Updated: Feb 7
Traditionally, NOAELs from subchronic toxicity studies have been used to determine margins of safety for food ingredients and contaminants. The use of NOAELs from such studies is not ideal, because the NOAEL for the same substance may vary between studies due to choice of dose, control, species and/or strain used for the study. For macroingredients, the actual NOAEL may be higher than the highest dose tested. Further, NOAELs have not been established for some food ingredients that have been in the food supply for decades, due to lack of testing or reporting. Which dose, then, should be used as the point of departure for the purpose of risk assessment? The approaches that have been used to determine safe levels of exposure to food ingredients (e.g. NOAEL, benchmark dose, threshold of toxicological concern) are discussed, in hopes of generating discussion about the best method to assess risk of food ingredients and contaminants.

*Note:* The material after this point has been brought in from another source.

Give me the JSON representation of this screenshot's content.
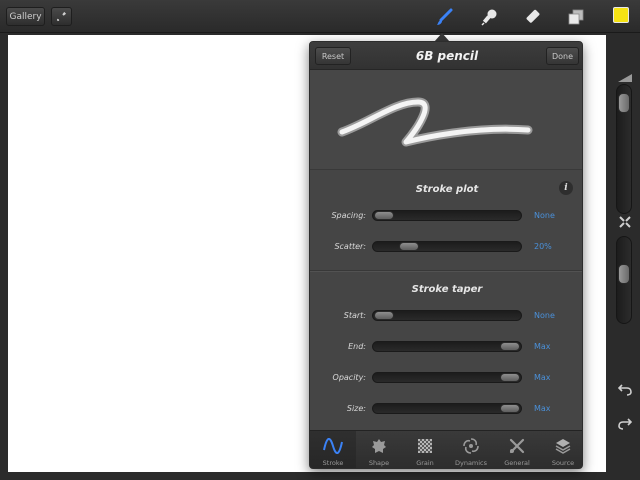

Implementation of the BMD in food safety
Since the suggestion by the FDA in the early 1950s, the No Observed Adverse Effect Level (NOAEL) has been used to develop “safe” doses or margins of safety for food ingredients and contaminants. However, NOAELs may not be available, and use levels of macroingredients may be higher than NOAELs from studies using low doses. In part to resolve problems, the benchmark dose (BMD) was developed in the early 1980’s. The BMD is defined as a dose associated with a predetermined response, such as 10%, for the critical effect, which is the first adverse effect in the dose scale as dose increases. Several examples are given for food ingredients and contaminants with different choices of BMD and critical effect.
The Threshold of Toxicological Concern (TTC) Approach in Food Safety
Exposure to some substances in the diet (e.g. flavorings, environmental contaminants, packaging migrants, process or metabolic intermediates and degradation products) is often extremely low, and requiring the generation of specific toxicological information may be time consuming and logistically complex. The TTC approach provides a pragmatic solution to some of these difficulties. It is based on use of the large body of existing information on those chemicals that have already been extensively tested, using distributional analysis to identify exposure levels below which there is a very low probability of harm for any chemical of unknown toxicity. Chemicals can be grouped into broad categories based on structure, leading to a tiered TTC approach. The suitability of the approach has been confirmed in several evaluations. The TTC approach can provide assurance that the levels of a substance in food are so low that no further data are necessary to complete the risk assessment.
Harmonization of Approaches for Food Ingredients and Constituents; Is It Possible?
The basic principles of safety can apply to all constituents in foods and beverages whether they are present purposefully or not. However, numerous factors can influence the approaches utilized for hazard characterization and risk assessment for various food and beverage constituents. These factors can include: the regulatory and legal framework being followed, what is and what is not known scientifically about the safety of a constituent, what the substance is, its function in a food or beverage, and consumer perception of the substance in the food or beverage., Food safety organizations around the world have adopted a variety of different approaches for addressing the safety of constituents in foods and beverages, which complicates, rather than simplifies, the risk assessment process. The ability to adopt and adapt various scientifically valid approaches for evaluating safety is important for ensuring the safety and continuity of supply of foods and beverages.
A symposium discussing these topics, called Risk Assessments: Which is Best for Food Ingredients? will take place on Sunday, July 12th at 1:30 PM at the Institute of Food Tehcnologist’s IFT15. Speakers will include Ray A. Matulka, Ph.D., Burdock Group, Alan R. Boobis, BS, Ph.D., Imperial College London, and Michael L. Dourson (or potential substitute speaker), Toxicology Excellence for Risk Assessment (TERA).
You can register for IFT15 at http://www.am-fe.ift.org/cms/.